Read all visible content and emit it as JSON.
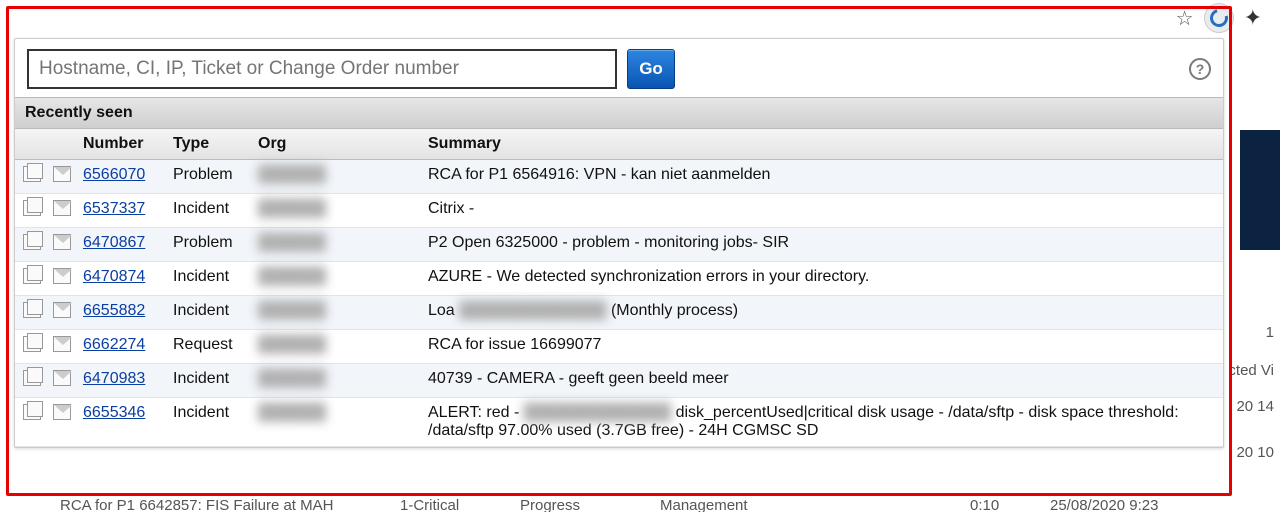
{
  "browser": {
    "star_tooltip": "Bookmark this page",
    "extension_name": "swirl-extension",
    "extensions_menu": "Extensions"
  },
  "search": {
    "placeholder": "Hostname, CI, IP, Ticket or Change Order number",
    "go_label": "Go",
    "help_label": "?"
  },
  "section_title": "Recently seen",
  "columns": {
    "number": "Number",
    "type": "Type",
    "org": "Org",
    "summary": "Summary"
  },
  "rows": [
    {
      "number": "6566070",
      "type": "Problem",
      "org": "",
      "summary": "RCA for P1 6564916: VPN - kan niet aanmelden"
    },
    {
      "number": "6537337",
      "type": "Incident",
      "org": "",
      "summary": "Citrix -"
    },
    {
      "number": "6470867",
      "type": "Problem",
      "org": "",
      "summary": "P2 Open 6325000 - problem - monitoring jobs- SIR"
    },
    {
      "number": "6470874",
      "type": "Incident",
      "org": "",
      "summary": "AZURE - We detected synchronization errors in your directory."
    },
    {
      "number": "6655882",
      "type": "Incident",
      "org": "",
      "summary_pre": "Loa",
      "summary_post": "(Monthly process)"
    },
    {
      "number": "6662274",
      "type": "Request",
      "org": "",
      "summary": "RCA for issue 16699077"
    },
    {
      "number": "6470983",
      "type": "Incident",
      "org": "",
      "summary": "40739 - CAMERA - geeft geen beeld meer"
    },
    {
      "number": "6655346",
      "type": "Incident",
      "org": "",
      "summary_pre": "ALERT: red -",
      "summary_post": "disk_percentUsed|critical disk usage - /data/sftp - disk space threshold: /data/sftp 97.00% used (3.7GB free) - 24H CGMSC SD"
    }
  ],
  "background": {
    "row_text": "RCA for P1 6642857: FIS Failure at MAH",
    "priority": "1-Critical",
    "progress": "Progress",
    "management": "Management",
    "time1": "0:10",
    "date1": "25/08/2020 9:23",
    "cted_vi": "cted Vi",
    "d1": "20 14",
    "d2": "20 10",
    "one": "1"
  }
}
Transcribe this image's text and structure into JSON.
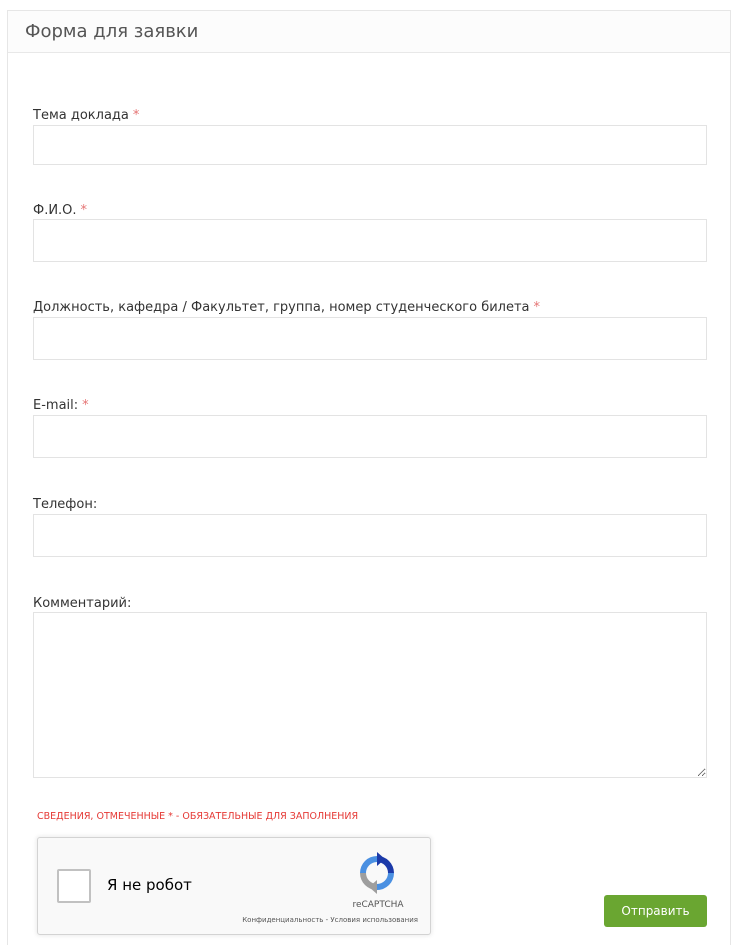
{
  "form": {
    "title": "Форма для заявки",
    "required_mark": "*",
    "fields": [
      {
        "label": "Тема доклада",
        "value": "",
        "placeholder": ""
      },
      {
        "label": "Ф.И.О.",
        "value": "",
        "placeholder": ""
      },
      {
        "label": "Должность, кафедра / Факультет, группа, номер студенческого билета",
        "value": "",
        "placeholder": ""
      },
      {
        "label": "E-mail:",
        "value": "",
        "placeholder": ""
      },
      {
        "label": "Телефон:",
        "value": "",
        "placeholder": ""
      },
      {
        "label": "Комментарий:",
        "value": "",
        "placeholder": ""
      }
    ],
    "required_notice": "Сведения, отмеченные * - обязательные для заполнения",
    "submit_label": "Отправить"
  },
  "captcha": {
    "checkbox_label": "Я не робот",
    "brand": "reCAPTCHA",
    "privacy_link": "Конфиденциальность",
    "separator": " - ",
    "terms_link": "Условия использования"
  },
  "colors": {
    "required_red": "#e57373",
    "notice_red": "#e53935",
    "submit_green": "#6aa631"
  }
}
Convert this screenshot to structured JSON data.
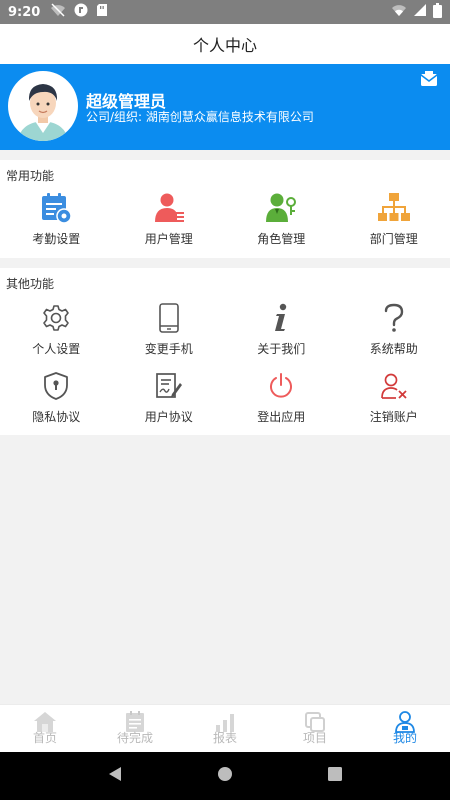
{
  "status_bar": {
    "time": "9:20"
  },
  "header": {
    "title": "个人中心"
  },
  "profile": {
    "name": "超级管理员",
    "company": "公司/组织: 湖南创慧众赢信息技术有限公司"
  },
  "common": {
    "title": "常用功能",
    "items": [
      {
        "label": "考勤设置",
        "icon": "calendar-settings-icon",
        "color": "#3b8de0"
      },
      {
        "label": "用户管理",
        "icon": "user-list-icon",
        "color": "#ee5b5b"
      },
      {
        "label": "角色管理",
        "icon": "user-key-icon",
        "color": "#5bae3a"
      },
      {
        "label": "部门管理",
        "icon": "org-chart-icon",
        "color": "#f0a43a"
      }
    ]
  },
  "other": {
    "title": "其他功能",
    "items": [
      {
        "label": "个人设置",
        "icon": "gear-icon"
      },
      {
        "label": "变更手机",
        "icon": "phone-icon"
      },
      {
        "label": "关于我们",
        "icon": "info-icon"
      },
      {
        "label": "系统帮助",
        "icon": "question-icon"
      },
      {
        "label": "隐私协议",
        "icon": "shield-lock-icon"
      },
      {
        "label": "用户协议",
        "icon": "document-edit-icon"
      },
      {
        "label": "登出应用",
        "icon": "power-icon"
      },
      {
        "label": "注销账户",
        "icon": "user-remove-icon"
      }
    ]
  },
  "tabbar": {
    "tabs": [
      {
        "label": "首页",
        "icon": "home-icon"
      },
      {
        "label": "待完成",
        "icon": "todo-list-icon"
      },
      {
        "label": "报表",
        "icon": "bar-chart-icon"
      },
      {
        "label": "项目",
        "icon": "project-icon"
      },
      {
        "label": "我的",
        "icon": "user-icon"
      }
    ],
    "active_color": "#1e88e5"
  },
  "theme": {
    "accent": "#0b8cf0"
  }
}
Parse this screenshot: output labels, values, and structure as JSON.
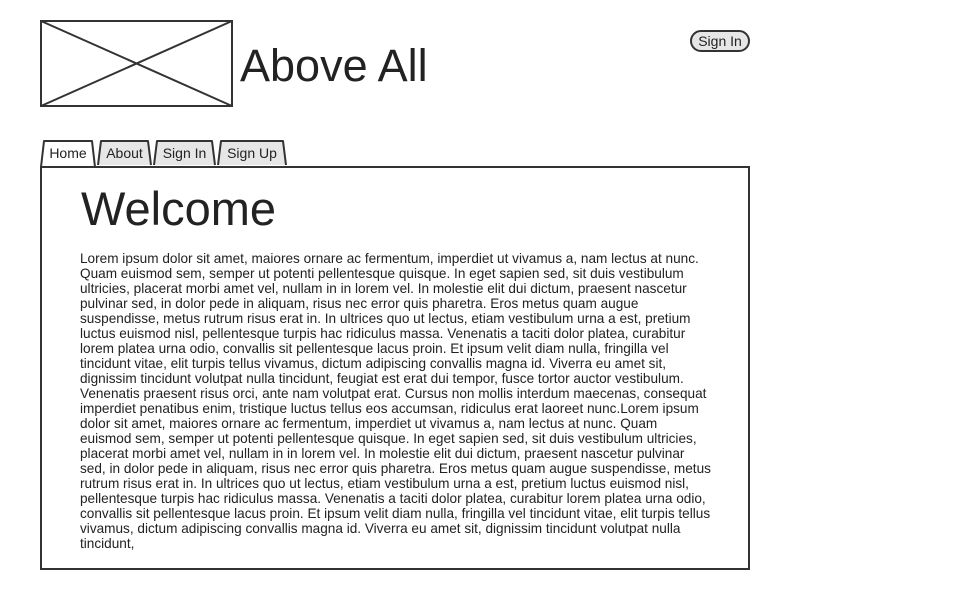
{
  "header": {
    "logo_icon": "image-placeholder-icon",
    "site_title": "Above All",
    "signin_button": "Sign In"
  },
  "nav": {
    "tabs": [
      {
        "label": "Home",
        "active": true
      },
      {
        "label": "About",
        "active": false
      },
      {
        "label": "Sign In",
        "active": false
      },
      {
        "label": "Sign Up",
        "active": false
      }
    ]
  },
  "main": {
    "heading": "Welcome",
    "body": "Lorem ipsum dolor sit amet, maiores ornare ac fermentum, imperdiet ut vivamus a, nam lectus at nunc. Quam euismod sem, semper ut potenti pellentesque quisque. In eget sapien sed, sit duis vestibulum ultricies, placerat morbi amet vel, nullam in in lorem vel. In molestie elit dui dictum, praesent nascetur pulvinar sed, in dolor pede in aliquam, risus nec error quis pharetra. Eros metus quam augue suspendisse, metus rutrum risus erat in.  In ultrices quo ut lectus, etiam vestibulum urna a est, pretium luctus euismod nisl, pellentesque turpis hac ridiculus massa. Venenatis a taciti dolor platea, curabitur lorem platea urna odio, convallis sit pellentesque lacus proin. Et ipsum velit diam nulla, fringilla vel tincidunt vitae, elit turpis tellus vivamus, dictum adipiscing convallis magna id. Viverra eu amet sit, dignissim tincidunt volutpat nulla tincidunt, feugiat est erat dui tempor, fusce tortor auctor vestibulum. Venenatis praesent risus orci, ante nam volutpat erat. Cursus non mollis interdum maecenas, consequat imperdiet penatibus enim, tristique luctus tellus eos accumsan, ridiculus erat laoreet nunc.Lorem ipsum dolor sit amet, maiores ornare ac fermentum, imperdiet ut vivamus a, nam lectus at nunc. Quam euismod sem, semper ut potenti pellentesque quisque. In eget sapien sed, sit duis vestibulum ultricies, placerat morbi amet vel, nullam in in lorem vel. In molestie elit dui dictum, praesent nascetur pulvinar sed, in dolor pede in aliquam, risus nec error quis pharetra. Eros metus quam augue suspendisse, metus rutrum risus erat in.  In ultrices quo ut lectus, etiam vestibulum urna a est, pretium luctus euismod nisl, pellentesque turpis hac ridiculus massa. Venenatis a taciti dolor platea, curabitur lorem platea urna odio, convallis sit pellentesque lacus proin. Et ipsum velit diam nulla, fringilla vel tincidunt vitae, elit turpis tellus vivamus, dictum adipiscing convallis magna id. Viverra eu amet sit, dignissim tincidunt volutpat nulla tincidunt,"
  },
  "colors": {
    "border": "#333333",
    "tab_inactive_fill": "#e6e6e6",
    "tab_active_fill": "#ffffff",
    "text": "#222222"
  }
}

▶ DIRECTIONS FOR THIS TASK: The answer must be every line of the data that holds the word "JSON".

▶ EXERCISE ANSWER:
Read all visible content and emit it as JSON.
Transcribe this image's text and structure into JSON.
Convert this screenshot to structured JSON data.
Parse this screenshot: output labels, values, and structure as JSON.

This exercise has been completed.